From a financial standpoint, college is just too damn expensive, and expecting a student to pay it all off is entirely unreasonable. Within the United States, the average annual cost of college is $35,720 per student. To add insult to injury, this doesn’t account for textbooks, school supplies and other required technology. We also must remember that while a dorm room may come furnished, it isn’t necessarily livable until you stock it up with everything you might need to use in a year. While there are ways to mitigate these costs, taking even one to two thousand dollars off in expenses doesn’t make college affordable. This stands especially true for the general American population who lacks the wealth of Jeffrey Bezos and Elon Musk.

Student loans, work-study and scholarships do exist as well, but not all of these options are realistic or ideal. Student loans land you in thousands of dollars of debt that build interest, and most Americans don’t pay it off for more than 18 years. Federal Work-Study covers only a little bit of the costs, but it also requires that students put in extra labor on top of their already busy schedule. And as far as scholarships go, only .3 percent of students actually get enough money to cover all college costs. Before you even get there, college is setting students up to be majorly in debt.

There is a lot more than just financial dangers that sets any college student up for failure. The overall idea of enclosing thousands of young adults into one small area and expecting them to behave really sets off a warning alarm. Even though our parents aren’t around and we are legally adults, few of us are actually fully matured or entirely self-reliant. I’m not saying it’s a bad thing to have freedom, I’m just saying there’s no clear segue. We went from living under our parent’s roofs, to absolute, unmitigated freedom.

Furthermore, resources for struggling students are limited on campus. Professors have way too many students to be able to create in-depth relationships with all of them and our advisors are mainly for scheduling. Resident assistants are just other students going through the same things as the rest of us, plus or minus a year of knowledge. Students do have the option to reach out to many different campus services, but many of them are underutilized. Not to mention, many students are in an entirely new state. Basically, everything a first-year student goes through is entirely unprecedented. There was no warm-up, no practice round or pretest. Instead, we were all dropped in here and told to hit the ground running.

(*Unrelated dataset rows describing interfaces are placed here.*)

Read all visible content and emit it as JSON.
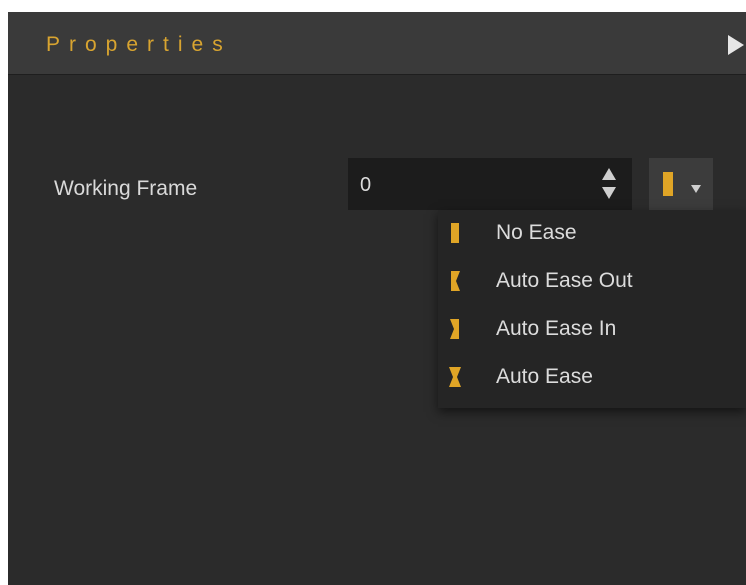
{
  "panel": {
    "title": "Properties"
  },
  "working_frame": {
    "label": "Working Frame",
    "value": "0"
  },
  "ease": {
    "selected": "No Ease",
    "options": [
      {
        "label": "No Ease",
        "icon": "no-ease-icon"
      },
      {
        "label": "Auto Ease Out",
        "icon": "auto-ease-out-icon"
      },
      {
        "label": "Auto Ease In",
        "icon": "auto-ease-in-icon"
      },
      {
        "label": "Auto Ease",
        "icon": "auto-ease-icon"
      }
    ]
  },
  "colors": {
    "accent": "#d8a430",
    "panel_bg": "#2b2b2b",
    "header_bg": "#3a3a3a",
    "input_bg": "#1c1c1c",
    "text": "#dcdcdc"
  }
}
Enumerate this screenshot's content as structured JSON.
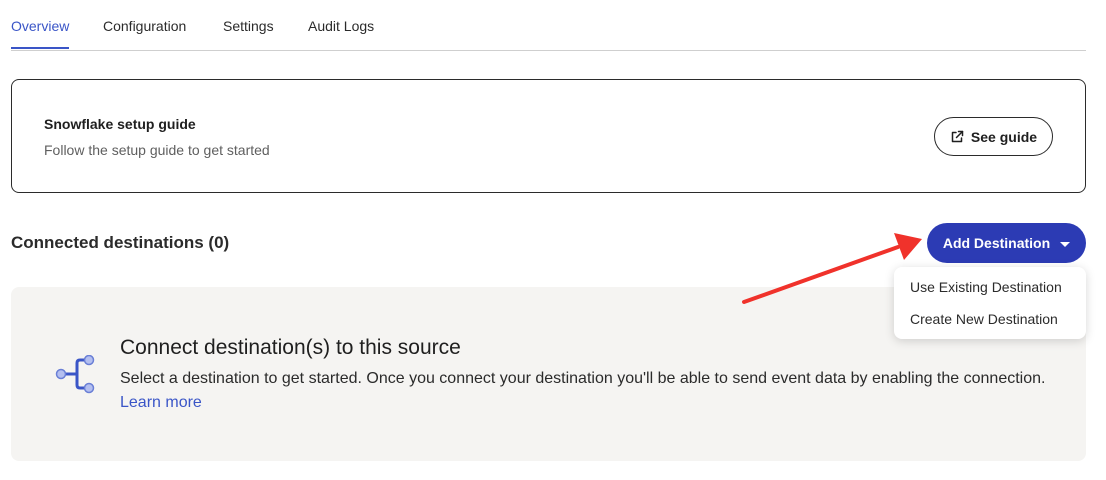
{
  "tabs": [
    {
      "label": "Overview",
      "active": true
    },
    {
      "label": "Configuration",
      "active": false
    },
    {
      "label": "Settings",
      "active": false
    },
    {
      "label": "Audit Logs",
      "active": false
    }
  ],
  "guide": {
    "title": "Snowflake setup guide",
    "subtitle": "Follow the setup guide to get started",
    "button_label": "See guide",
    "button_icon": "external-link-icon"
  },
  "destinations": {
    "section_title": "Connected destinations (0)",
    "add_button_label": "Add Destination",
    "menu_items": [
      "Use Existing Destination",
      "Create New Destination"
    ]
  },
  "empty_state": {
    "icon": "connection-icon",
    "title": "Connect destination(s) to this source",
    "description": "Select a destination to get started. Once you connect your destination you'll be able to send event data by enabling the connection.",
    "link_label": "Learn more"
  },
  "colors": {
    "accent": "#3a55c7",
    "primary_button": "#2c3bb4",
    "panel_bg": "#f5f4f2",
    "annotation_arrow": "#f0322b"
  }
}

With all the commotion of living on your own and handling student debt, it’s easy to forget that the real reason we’re at college is to learn. College is a steppingstone to a real-life, salary-paying job. Education is what separates me from the surgeon who cuts me open and you from the NASA workers granting liftoff to rockets.

We’re charged with the task of picking what we plan to do with rest of our lives. What career do you chose with a plethora of choices in front of you? That’s a lot to handle on its own. With no parents, no support system and a small room to share with a practical stranger, there are many factors working against students.

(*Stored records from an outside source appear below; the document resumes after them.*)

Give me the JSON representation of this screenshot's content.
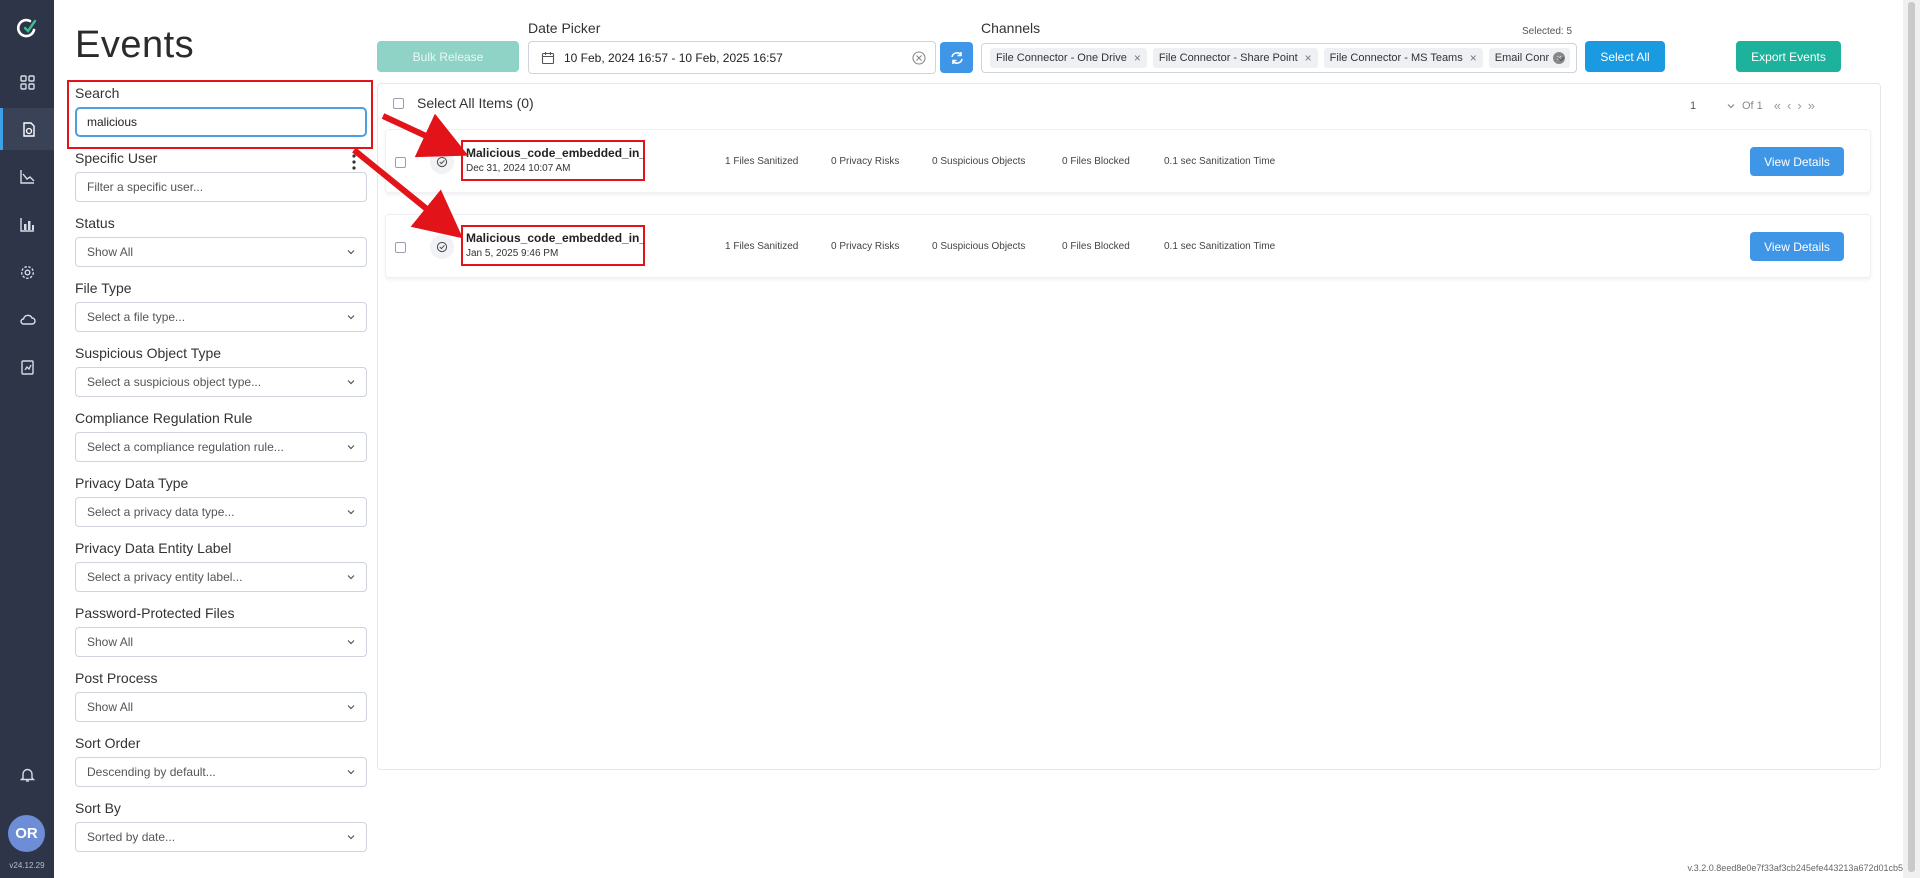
{
  "app": {
    "title": "Events",
    "version": "v24.12.29",
    "build": "v.3.2.0.8eed8e0e7f33af3cb245efe443213a672d01cb57"
  },
  "user": {
    "initials": "OR"
  },
  "sidebar": {
    "items": [
      {
        "name": "dashboard",
        "icon": "grid-icon"
      },
      {
        "name": "events",
        "icon": "file-shield-icon",
        "active": true
      },
      {
        "name": "analytics",
        "icon": "line-chart-icon"
      },
      {
        "name": "reports",
        "icon": "bar-chart-icon"
      },
      {
        "name": "settings",
        "icon": "gear-icon"
      },
      {
        "name": "cloud",
        "icon": "cloud-icon"
      },
      {
        "name": "audit",
        "icon": "document-chart-icon"
      }
    ]
  },
  "filters": {
    "search": {
      "label": "Search",
      "value": "malicious"
    },
    "specific_user": {
      "label": "Specific User",
      "placeholder": "Filter a specific user..."
    },
    "status": {
      "label": "Status",
      "value": "Show All"
    },
    "file_type": {
      "label": "File Type",
      "value": "Select a file type..."
    },
    "suspicious_object_type": {
      "label": "Suspicious Object Type",
      "value": "Select a suspicious object type..."
    },
    "compliance_rule": {
      "label": "Compliance Regulation Rule",
      "value": "Select a compliance regulation rule..."
    },
    "privacy_data_type": {
      "label": "Privacy Data Type",
      "value": "Select a privacy data type..."
    },
    "privacy_entity_label": {
      "label": "Privacy Data Entity Label",
      "value": "Select a privacy entity label..."
    },
    "password_protected": {
      "label": "Password-Protected Files",
      "value": "Show All"
    },
    "post_process": {
      "label": "Post Process",
      "value": "Show All"
    },
    "sort_order": {
      "label": "Sort Order",
      "value": "Descending by default..."
    },
    "sort_by": {
      "label": "Sort By",
      "value": "Sorted by date..."
    }
  },
  "toolbar": {
    "bulk_release": "Bulk Release",
    "date_picker_label": "Date Picker",
    "date_range": "10 Feb, 2024 16:57 - 10 Feb, 2025 16:57",
    "channels_label": "Channels",
    "selected_count": "Selected: 5",
    "channels": [
      "File Connector - One Drive",
      "File Connector - Share Point",
      "File Connector - MS Teams",
      "Email Conr"
    ],
    "select_all": "Select All",
    "export_events": "Export Events"
  },
  "list": {
    "select_all_label": "Select All Items (0)",
    "pagination": {
      "page": "1",
      "of": "Of 1"
    },
    "events": [
      {
        "name": "Malicious_code_embedded_in_image",
        "date": "Dec 31, 2024 10:07 AM",
        "files_sanitized": "1 Files Sanitized",
        "privacy_risks": "0 Privacy Risks",
        "suspicious_objects": "0 Suspicious Objects",
        "files_blocked": "0 Files Blocked",
        "sanitization_time": "0.1 sec Sanitization Time",
        "action": "View Details"
      },
      {
        "name": "Malicious_code_embedded_in_image",
        "date": "Jan 5, 2025 9:46 PM",
        "files_sanitized": "1 Files Sanitized",
        "privacy_risks": "0 Privacy Risks",
        "suspicious_objects": "0 Suspicious Objects",
        "files_blocked": "0 Files Blocked",
        "sanitization_time": "0.1 sec Sanitization Time",
        "action": "View Details"
      }
    ]
  },
  "colors": {
    "rail": "#2e3548",
    "primary": "#3f96e6",
    "teal": "#1db29b",
    "annotation": "#e2141a"
  }
}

When I tell you that college has set us up for failure, I mean it. Students are fighting against all odds. Everything is beyond new, we are entirely in debt lacking in support systems and have many large choices to make with an even greater expectation to perform. College is simply a high-risk experiment and the real question is: what truly prepares students for the real world? Is tossing all these clueless kids into one place going to make it all better?

Making it through college seems like climbing a smooth wall with not even the slightest indent to grasp onto. We’re all just clawing at it and hoping that we get over.

Sage Fusco can be reached at [email protected].